•1 Early life
•2 Stock Market Scandal
•3 External links
Harshad Shantilal Mehta was born in a Gujarati Jain family of modest means. His early childhood was spent in Mumbai where his father was a small-time businessman. Later, the family moved to Raipur in Madhya Pradesh after doctors advised his father to move to a drier place on account of his indifferent health. But Raipur could not hold back Mehta for long and he was back in the city after completing his schooling. Stock Market Scandal
Mehta gradually rose to become a stock broker on the Bombay Stock Exchange and lived almost like a movie star in a 15,000 square feet apartment, which had a swimming pool as well as a golf patch. He also had a taste for flashy cars, which ultimately led to his downfall. The year was 1990. Years had gone by and the driving ambitions of a young man in the faceless crowd had been realised. Harshad Mehta was making waves in the stock market. He had been buying shares heavily since the beginning of 1990. The shares which attracted attention were those of Associated Cement Company (ACC). The price of ACC was bid up to Rs 10,000. For those who asked, Mehta had the replacement cost theory as an explanation. The theory basically argues that old companies should be valued on the basis of the amount of money which would be required to create another such company. Through the second half of 1991, Mehta was the darling of the business media and earned the sobriquet of the ‘Big Bull’, who was said to have started the Bull Run. But, where was Mehta getting his endless supply of money from? Nobody had a clue. On April 23, 1992, journalist Sucheta Dalal in a column in The Times of India, exposed the dubious ways of Harshad Metha. The broker was dipping illegally into the banking system to finance his buying. “In 1992, when I broke the story about the Rs 600 crore that he had swiped from the State Bank of India, it was his visits to the bank’s headquarters in a flashy Toyota Lexus that was the tip-off. Those days, the Lexus had just been launched in the international market and importing it cost a neat package,” Dalal wrote in one of her columns later. The authors explain: “The crucial mechanism through which the scam was effected was the ready forward (RF) deal. The RF is in essence a secured short-term (typically 15-day) loan from one bank to another. Crudely put, the bank lends against government securities just as a pawnbroker lends against jewellery…. The borrowing bank actually sells the securities to the lending bank and buys them back at the end of the period of the loan, typically at a slightly higher price.” It was this ready forward deal that Harshad Mehta and his cronies used with great success to channel money from the banking system. A typical ready forward deal involved two banks brought together by a broker in lieu of a commission. The broker handles neither the cash nor the securities, though that wasn’t the case in the lead-up to the scam. “In this settlement process, deliveries of securities and payments were made through the broker.
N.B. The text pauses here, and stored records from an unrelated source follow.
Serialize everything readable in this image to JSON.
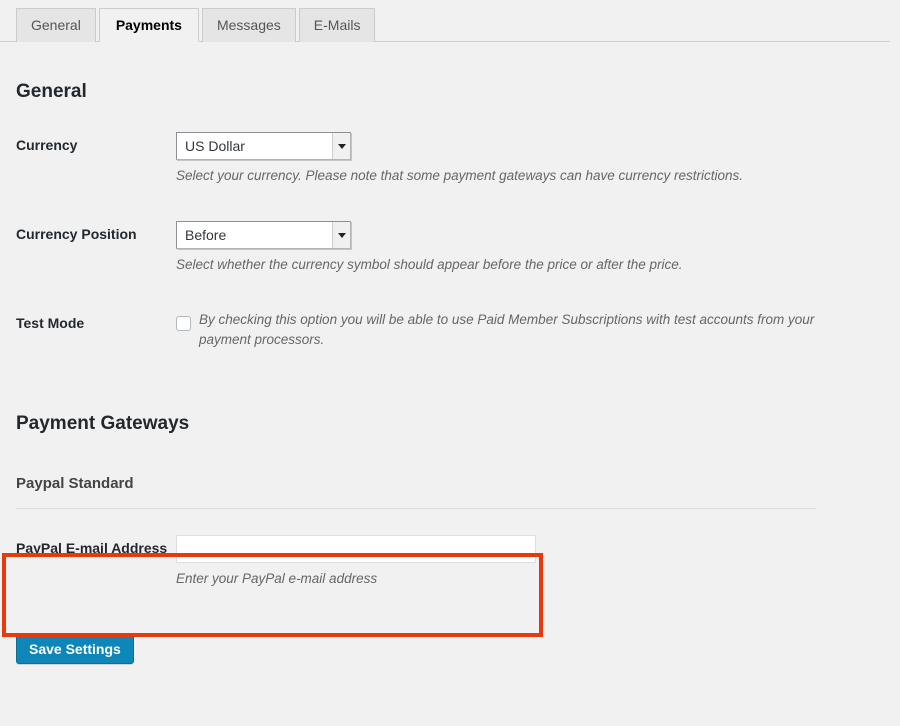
{
  "tabs": [
    {
      "label": "General",
      "active": false
    },
    {
      "label": "Payments",
      "active": true
    },
    {
      "label": "Messages",
      "active": false
    },
    {
      "label": "E-Mails",
      "active": false
    }
  ],
  "general": {
    "heading": "General",
    "currency": {
      "label": "Currency",
      "value": "US Dollar",
      "description": "Select your currency. Please note that some payment gateways can have currency restrictions."
    },
    "currency_position": {
      "label": "Currency Position",
      "value": "Before",
      "description": "Select whether the currency symbol should appear before the price or after the price."
    },
    "test_mode": {
      "label": "Test Mode",
      "checked": false,
      "description": "By checking this option you will be able to use Paid Member Subscriptions with test accounts from your payment processors."
    }
  },
  "payment_gateways": {
    "heading": "Payment Gateways",
    "paypal_standard": {
      "heading": "Paypal Standard",
      "email": {
        "label": "PayPal E-mail Address",
        "value": "",
        "placeholder": "",
        "description": "Enter your PayPal e-mail address"
      }
    }
  },
  "footer": {
    "save_label": "Save Settings"
  },
  "colors": {
    "highlight": "#e8380d",
    "button": "#0e87b8",
    "background": "#f1f1f1"
  }
}
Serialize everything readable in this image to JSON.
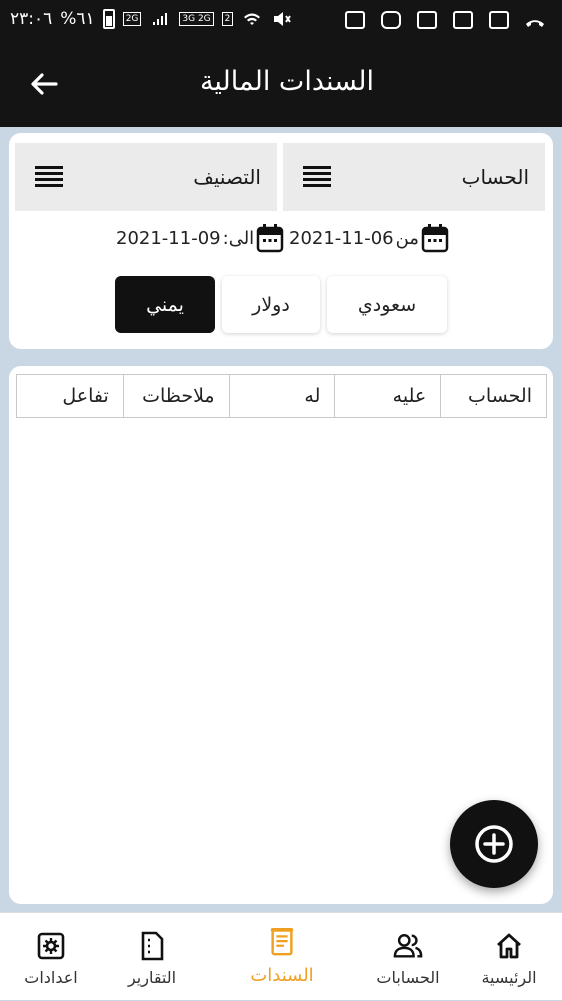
{
  "status_bar": {
    "time": "٢٣:٠٦",
    "battery": "%٦١",
    "network_2g": "2G",
    "network_3g_2g": "3G 2G",
    "sim_slot": "2"
  },
  "app_bar": {
    "title": "السندات المالية",
    "back_icon": "arrow-left-icon"
  },
  "filters": {
    "account_label": "الحساب",
    "classification_label": "التصنيف",
    "from_label": "من",
    "from_date": "2021-11-06",
    "to_label": ":الى",
    "to_date": "2021-11-09",
    "currencies": [
      "سعودي",
      "دولار",
      "يمني"
    ],
    "selected_currency": "يمني"
  },
  "table": {
    "columns": [
      "الحساب",
      "عليه",
      "له",
      "ملاحظات",
      "تفاعل"
    ],
    "rows": []
  },
  "fab": {
    "icon": "plus-circle-icon"
  },
  "bottom_nav": {
    "items": [
      {
        "label": "الرئيسية",
        "icon": "home-icon"
      },
      {
        "label": "الحسابات",
        "icon": "users-icon"
      },
      {
        "label": "السندات",
        "icon": "receipt-icon"
      },
      {
        "label": "التقارير",
        "icon": "report-icon"
      },
      {
        "label": "اعدادات",
        "icon": "settings-icon"
      }
    ],
    "active": "السندات"
  },
  "colors": {
    "app_bar": "#141414",
    "accent": "#f0a020",
    "background": "#c9d7e5",
    "selected_currency_bg": "#111111"
  }
}
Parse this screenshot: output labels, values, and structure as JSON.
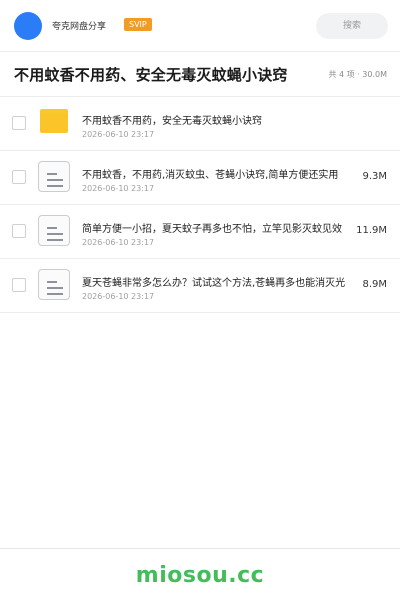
{
  "header": {
    "share_title": "夸克网盘分享",
    "badge": "SVIP",
    "search_label": "搜索",
    "accent_color": "#2b7cf7",
    "badge_color": "#f39c24"
  },
  "folder": {
    "title": "不用蚊香不用药、安全无毒灭蚊蝇小诀窍",
    "summary": "共 4 项 · 30.0M"
  },
  "files": [
    {
      "name": "不用蚊香不用药，安全无毒灭蚊蝇小诀窍",
      "date": "2026-06-10 23:17",
      "size": "",
      "type": "folder-icon"
    },
    {
      "name": "不用蚊香，不用药,消灭蚊虫、苍蝇小诀窍,简单方便还实用",
      "date": "2026-06-10 23:17",
      "size": "9.3M",
      "type": "document-icon"
    },
    {
      "name": "简单方便一小招，夏天蚊子再多也不怕，立竿见影灭蚊见效",
      "date": "2026-06-10 23:17",
      "size": "11.9M",
      "type": "document-icon"
    },
    {
      "name": "夏天苍蝇非常多怎么办？试试这个方法,苍蝇再多也能消灭光",
      "date": "2026-06-10 23:17",
      "size": "8.9M",
      "type": "document-icon"
    }
  ],
  "footer": {
    "watermark": "miosou.cc",
    "color": "#43bd5a"
  }
}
That is, the seller handed over the securities to the broker, who passed them to the buyer, while the buyer gave the cheque to the broker, who then made the payment to the seller. In this settlement process, the buyer and the seller...